Sunday, May 02, 2010

Government regulations will destroy free market

Published in The Tennessean, May 2, 2010

Government regulations will destroy free market

by Richard J. Grant

Banks and labor unions have more in common than meets the eye. Both owe their current forms to the plethora of labor, corporate, and banking law that has been imposed over the decades. Both groups have been protected from the moral discipline that would be imposed upon them in truly free interactions with their associates and customers.

However sweet the intentions of early labor leaders and their supporters, the main function of labor unions has been to limit the supply of labor in order to raise the incomes of their members at the expense of everyone else. Such an endeavor always requires the use of force, with or without the complicity of government.
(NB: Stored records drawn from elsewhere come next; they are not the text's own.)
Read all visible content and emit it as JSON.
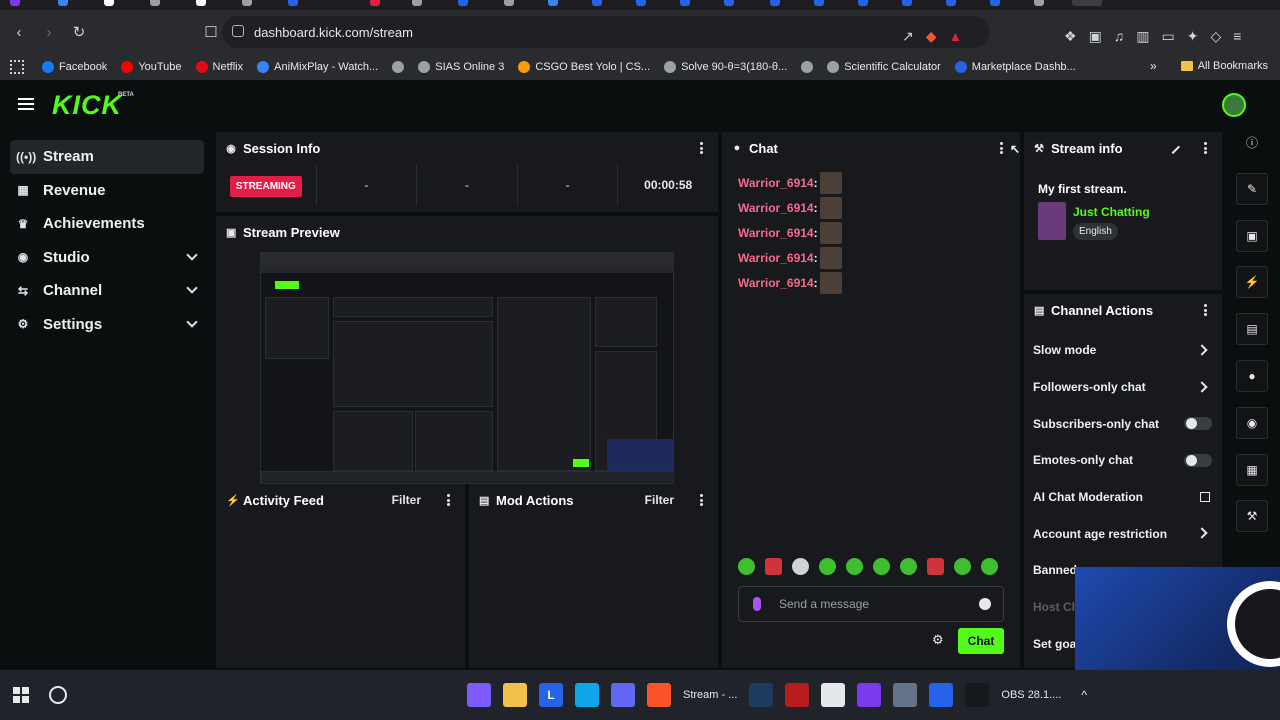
{
  "browser": {
    "url": "dashboard.kick.com/stream",
    "bookmarks": [
      {
        "label": "Facebook",
        "color": "#1877f2"
      },
      {
        "label": "YouTube",
        "color": "#ff0000"
      },
      {
        "label": "Netflix",
        "color": "#e50914"
      },
      {
        "label": "AniMixPlay - Watch...",
        "color": "#3b82f6"
      },
      {
        "label": "",
        "color": "#9aa0a6"
      },
      {
        "label": "SIAS Online 3",
        "color": "#9aa0a6"
      },
      {
        "label": "CSGO Best Yolo | CS...",
        "color": "#f59e0b"
      },
      {
        "label": "Solve 90-θ=3(180-θ...",
        "color": "#9aa0a6"
      },
      {
        "label": "",
        "color": "#9aa0a6"
      },
      {
        "label": "Scientific Calculator",
        "color": "#9aa0a6"
      },
      {
        "label": "Marketplace Dashb...",
        "color": "#2563eb"
      }
    ],
    "all_bookmarks": "All Bookmarks",
    "more": "»"
  },
  "app": {
    "logo": "KICK",
    "beta": "BETA"
  },
  "sidebar": {
    "items": [
      {
        "label": "Stream",
        "icon": "((•))",
        "active": true,
        "expand": false
      },
      {
        "label": "Revenue",
        "icon": "▦",
        "active": false,
        "expand": false
      },
      {
        "label": "Achievements",
        "icon": "♛",
        "active": false,
        "expand": false
      },
      {
        "label": "Studio",
        "icon": "◉",
        "active": false,
        "expand": true
      },
      {
        "label": "Channel",
        "icon": "⇆",
        "active": false,
        "expand": true
      },
      {
        "label": "Settings",
        "icon": "⚙",
        "active": false,
        "expand": true
      }
    ]
  },
  "session": {
    "title": "Session Info",
    "status": "STREAMING",
    "cells": [
      "-",
      "-",
      "-"
    ],
    "duration": "00:00:58"
  },
  "preview": {
    "title": "Stream Preview"
  },
  "activity": {
    "title": "Activity Feed",
    "filter": "Filter"
  },
  "mod": {
    "title": "Mod Actions",
    "filter": "Filter"
  },
  "chat": {
    "title": "Chat",
    "messages": [
      {
        "user": "Warrior_6914",
        "colon": ":"
      },
      {
        "user": "Warrior_6914",
        "colon": ":"
      },
      {
        "user": "Warrior_6914",
        "colon": ":"
      },
      {
        "user": "Warrior_6914",
        "colon": ":"
      },
      {
        "user": "Warrior_6914",
        "colon": ":"
      }
    ],
    "placeholder": "Send a message",
    "send_label": "Chat"
  },
  "stream_info": {
    "title": "Stream info",
    "stream_title": "My first stream.",
    "category": "Just Chatting",
    "language": "English"
  },
  "channel_actions": {
    "title": "Channel Actions",
    "items": [
      {
        "label": "Slow mode",
        "control": "arrow"
      },
      {
        "label": "Followers-only chat",
        "control": "arrow"
      },
      {
        "label": "Subscribers-only chat",
        "control": "toggle"
      },
      {
        "label": "Emotes-only chat",
        "control": "toggle"
      },
      {
        "label": "AI Chat Moderation",
        "control": "external"
      },
      {
        "label": "Account age restriction",
        "control": "arrow"
      },
      {
        "label": "Banned",
        "control": "none"
      },
      {
        "label": "Host Ch",
        "control": "none"
      },
      {
        "label": "Set goa",
        "control": "none"
      }
    ]
  },
  "taskbar": {
    "apps": [
      {
        "label": "",
        "color": "#7c5cff"
      },
      {
        "label": "",
        "color": "#f2c14a"
      },
      {
        "label": "L",
        "color": "#2563eb"
      },
      {
        "label": "",
        "color": "#0ea5e9"
      },
      {
        "label": "",
        "color": "#6366f1"
      },
      {
        "label": "Stream - ...",
        "color": "#fb542b"
      },
      {
        "label": "",
        "color": "#1e3a5f"
      },
      {
        "label": "",
        "color": "#b91c1c"
      },
      {
        "label": "",
        "color": "#e5e7eb"
      },
      {
        "label": "",
        "color": "#7c3aed"
      },
      {
        "label": "",
        "color": "#64748b"
      },
      {
        "label": "",
        "color": "#2563eb"
      },
      {
        "label": "OBS 28.1....",
        "color": "#16181c"
      }
    ],
    "tray": "^"
  }
}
Only by force can these groups limit the alternatives available to customers and thereby extract higher payments than the value received by those customers.

Just as labor law has created an artificial distinction between union and nonunion labor, banking law has served to treat those firms that specialize in financial intermediation as being somehow different from any other service. Governments have presumed themselves somehow to possess the knowledge necessary to predict the best framework in which financial services should be offered.

Thus we have a patchwork of not-quite-rational obstacles around which the financial industry has grown in the course of providing the services that are still allowed to be offered. Politicians have long benefited from appearing to protect their constituents by “being tough” on the bankers. But politicians and their governments have also benefited from access to those with the wherewithal to offer political support and to assist in servicing the financial needs of government activities.

In a free market, where private property and the freedom to enter into agreements are mutually respected, the first entrepreneur to offer a new and truly valued service can expect to reap a significant profit. The freedom of others to offer competing services to consumers would soon bring down prices and tend to reduce profits to normal levels.

But when regulations make entry into, and innovation within, the industry difficult, less competition is possible. This restricts the supply of services available, thereby enabling the industry to keep its profits higher than normal. The actual history of regulation offers us more examples of industries being protected from customers than the other way around. When Wal-Mart and Home Depot attempted to offer banking services, the FDIC repeatedly blocked their applications in order to protect existing banks from the competition.

We see such protectionism in other industries as well. The reasons for the stagnant uniformity of cable TV offerings should be obvious when we witness existing companies spending millions of dollars to lobby government to prevent the entry of potential competitors. Similarly, we might recognize one reason for the high cost of hospital stays when we observe existing hospitals lobby the government to deny a possible competitor a "certificate of need" thereby denying customers the alternative of a new hospital.

As long as such restrictions on our freedom to do business exist, those who blame our current troubles on the "free market" will continue to sound like buffoons. But many such critics are not so innocent. Many of the senators and congressmen now pointing fingers at investment banks like Goldman Sachs would like us to forget that it was Congress that created and protected the economically unjustifiable and morally corrupting agencies that we call Fannie Mae and Freddie Mac.

Neither of these government-created companies nor the destruction that they wrought could have come into existence in a free market. Only government interference that destroys the link between actions and personal responsibility could unleash such corruption upon us.

Instead of insulting the American public by grandstanding at the expense of Goldman Sachs executives, perhaps our senators should spend more time investigating the consequences of Fannie Mae and Freddie Mac. Then they should take a good hard look at the consequences of their own voting records.

Richard J. Grant is a professor of finance and economics atLipscomb University and a scholar at the Tennessee Center for Policy Research. His column appears on Sundays.

Copyright © Richard J Grant 2010